We are your dreams made real."~ Ruth St. Denis
In 1924 modern-dance pioneer Ruth St. Denis assembled all of her "Denishawners" in an empty theater in New York City for announcements about the upcoming season. Seventeen-year-old Louise Brooks, a rising star in the company, came in a side door and slipped into a crushed-velvet seat. Her late arrival didn't go unnoticed. In fact, Miss Ruth, as her students called her, had summoned the meeting in part to address those who were not living up to her holistic approach to dance, which required hours of barré and ballet exercises, after-hours readings, spiritual development and adherence to Denishawn decorum in dress, diet and behavior. At the time, Brooks had told an interviewer, "Miss St. Denis is very strict. She won't let us smoke or eat candy or stay up late or anything," while her peers complained privately: "We do nothing but work and dance."

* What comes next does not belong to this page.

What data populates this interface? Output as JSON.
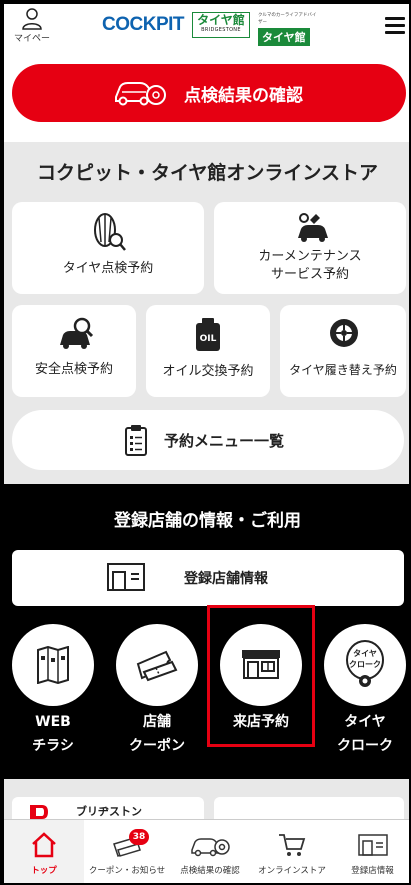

St. Denis took her aspirations for her troupe from the Kantian precept of "the Good, the True and the Beautiful." Louise certainly was beautiful with her gamine bob and dark, alluring eyes, but on the other two counts, according to St. Denis, she fell short. Company gossip had "Loose Louise" out late at night dancing, drinking, smoking and generally behaving like a '20s flapper. She was simply too "jazzy" for Denishawn's company. When Ruth was a young performer, her chaste behavior amid the debauchery of her fellow showgirls had inspired a theater promoter to attach "Saint" to her stage name, and by all appearances to her students and colleagues, she hadn't changed much since.
Miss Ruth spoke to her unruly pupil from downstage as if delivering lines from a popular melodrama: "Well, Louise, to be brief and to the point—not to keep you from your more pressing concerns—I am dismissing you from the company because you want life handed to you on a silver salver."
St. Denis's quick dismissal of such a talent as Brooks came partly from her own frustration with the drudgery of her performance schedule that since childhood had been unrelenting. She moved her show from dime museums, variety roof gardens and vaudeville theaters to the salons of the wealthy and finally to established and respected American and European theaters. Yet there was always the same tedious routine [End Page 124] of rising before dawn, bad food, ill-informed reporters, tatty dressing rooms and firetrap theaters. She tired of supporting first her family, then her husband and, by the time Louise arrived on the scene, the perennially underfunded Denishawn Dance Company.
Nothing had been served to St. Denis on a silver platter. She'd fought long and hard to become a serious dancer, creating the modern genre with only one model to look to for guidance, Isadora Duncan, who for most of her career was a rival. Always the show must go on. Her goal had been less to pioneer a new style of dance in America than to figure out how to communicate emotional or spiritual states through physical gestures. [End Page 125]
Ruthie Dennis, born in 1879, grew up on a twenty-acre farm near Somerville, New Jersey. Her mother, Ruth Emma Dennis, earned a medical degree from the University of Michigan (the second in the school's history awarded to a woman). She never practiced her profession, though she did dispense medical advice to her neighbors along with lectures on women's rights and the evils of oppressive dress. She refused to wear the requisite corsets or bustles of the day. Ruthie's father, Tom Dennis, was something of a bumpkin. Dreamy by nature, he spent much of his time designing dynamos, bikes and flying machines. The designs languished in the U.S. Patent Office. Ruthie grew up a tomboy who dressed much like her stepbrother, Tom, Jr., in blue jeans and plaid shirts with carelessly cropped hair...